The hardest part is fine-tuning his dishes so that any idiot can reheat at home.
We jumped aboard to sample the vegetarian spectacular which served two people in three courses (£45).
Don’t fret carnivores: meat and fish are both normally available on the menu which Ali posts weekly on Instagram.
You then place your order, and pick up from the restaurant in Peebles on Saturday between 10am and noon.
As both me and the fella were working, my elder daughter had to be drafted in to collect the grub. The slight drawback is that she works unsociable hours so is completely out of kilter with us in terms of eating times.
So it was an elevenses starter of beetroot cavatelli, smoked almond, ricotta, crispy kale and whey and herb sauce for her.
I'm not going to argue with a hangry teenager, who has just collected my dinner.
As the kitchen team has done all the hard work for you, a quick squint at the foolproof instructions shows us that boiling water, warming sauces, and turning on the oven are the most taxing tasks required.
The only other job is plating up, and a spot of 'micro-waa-ve' as Nigella would say.
First we decanted the pink pasta from the cardboard cup separating the tiny miniature rolls before cooking for four minutes.
We reheated the herb sauce with a ping and the job was nearly done.
A verdant boiling green sauce angrily fizzed when I opened the microwave door, but I poured it onto the dish, and artistically arranged the crisp and salty kale leaves before sprinkling liberally with herbs.
I then had a dilemma with the ricotta. Small dots, big lump? Then I scattered the ground nuts and herbs.
Bloody lovely was the verdict.
Now it just so happens that I've scarred both my daughters by making them eat cauliflower cheese as youngsters, so I was volunteered to eat the brassica served with Goan curry sauce solo.
This dish was a doddle to put together; I warmed the sauce gently in the pan, heated the cauliflower, and poured the sauce over the top.
Then I emptied a small pot of puffed rice grains on top.There were also crispy cheese bits, a bit like something you've scraped off the grill after making cheese on toast.
Nevertheless I threw caution to the wind and loved the amalgamation of textures on my tongue.
Younger daughter bravely helped with the taste test. Quite nice actually, was her response.

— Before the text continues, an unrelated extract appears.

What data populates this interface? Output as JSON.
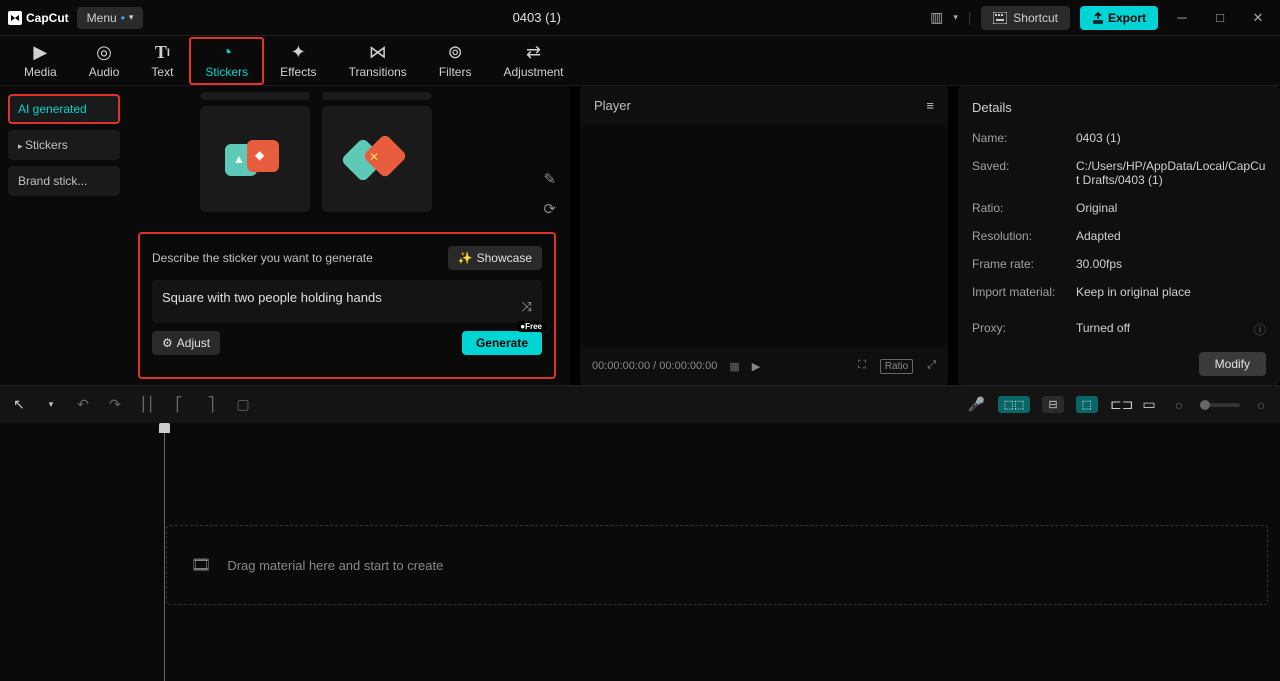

So far so good, we had taken the edge off everyone's hunger and not had any culinary disasters.
The two main course dishes were slightly unequal in portion size, so if you were dining out in a restaurant, there would have been envious glances towards your eating companion.
Luckily we were sharing both.
While the oven heated to warm up the pie, we cracked on putting together the turnip tagliatelle dish.
I admit that this dish was the one I was least looking forward to tasting.
Grainy walnut pesto smeared across the plate with sauce coated blanched turnip strips and pickled apple, did not exactly excite on paper.
However with the addition of Parmesan and ground walnuts on the top the dish was a surprise win.
By the time we had all scoffed that, the leek, onion and comte pie had reached optimum temperature, and had been expertly plated by junior MasterChef.
She went for: broccoli laid off to one side, wedges of crinkle cabbages to the other and the pie taking centre stage.
There was barely room for the embarrassment of chips, and a tub of mayonnaise to dip them in.
All that was left for me to do was sprinkle chilli slices.
The sizeable pie was stuffed to the brim with leek and cheese goodness. We all agreed this plateful was mighty fine.
We waited a suitable period of time before tackling the puddings.
One featured nuggets of burnt sugar honeycomb scattered on top of lemon posset, giving a perfect amalgam of creamy dessert spoonfuls and sharp citrus lemon that cut through the dairy sweetness.
One complaint: a plastic water cup didn't make for an eye catching container, but what else would you put it in to travel safely?
The final dessert was a showy pistachio custard tart with chocolate mousse.
Junior wasn't that keen on the base, which was ideal because it left more for me.
I can't wait to get back out and see how the professionals would plate up in the restaurant but we loved the challenge of giving it a go at home.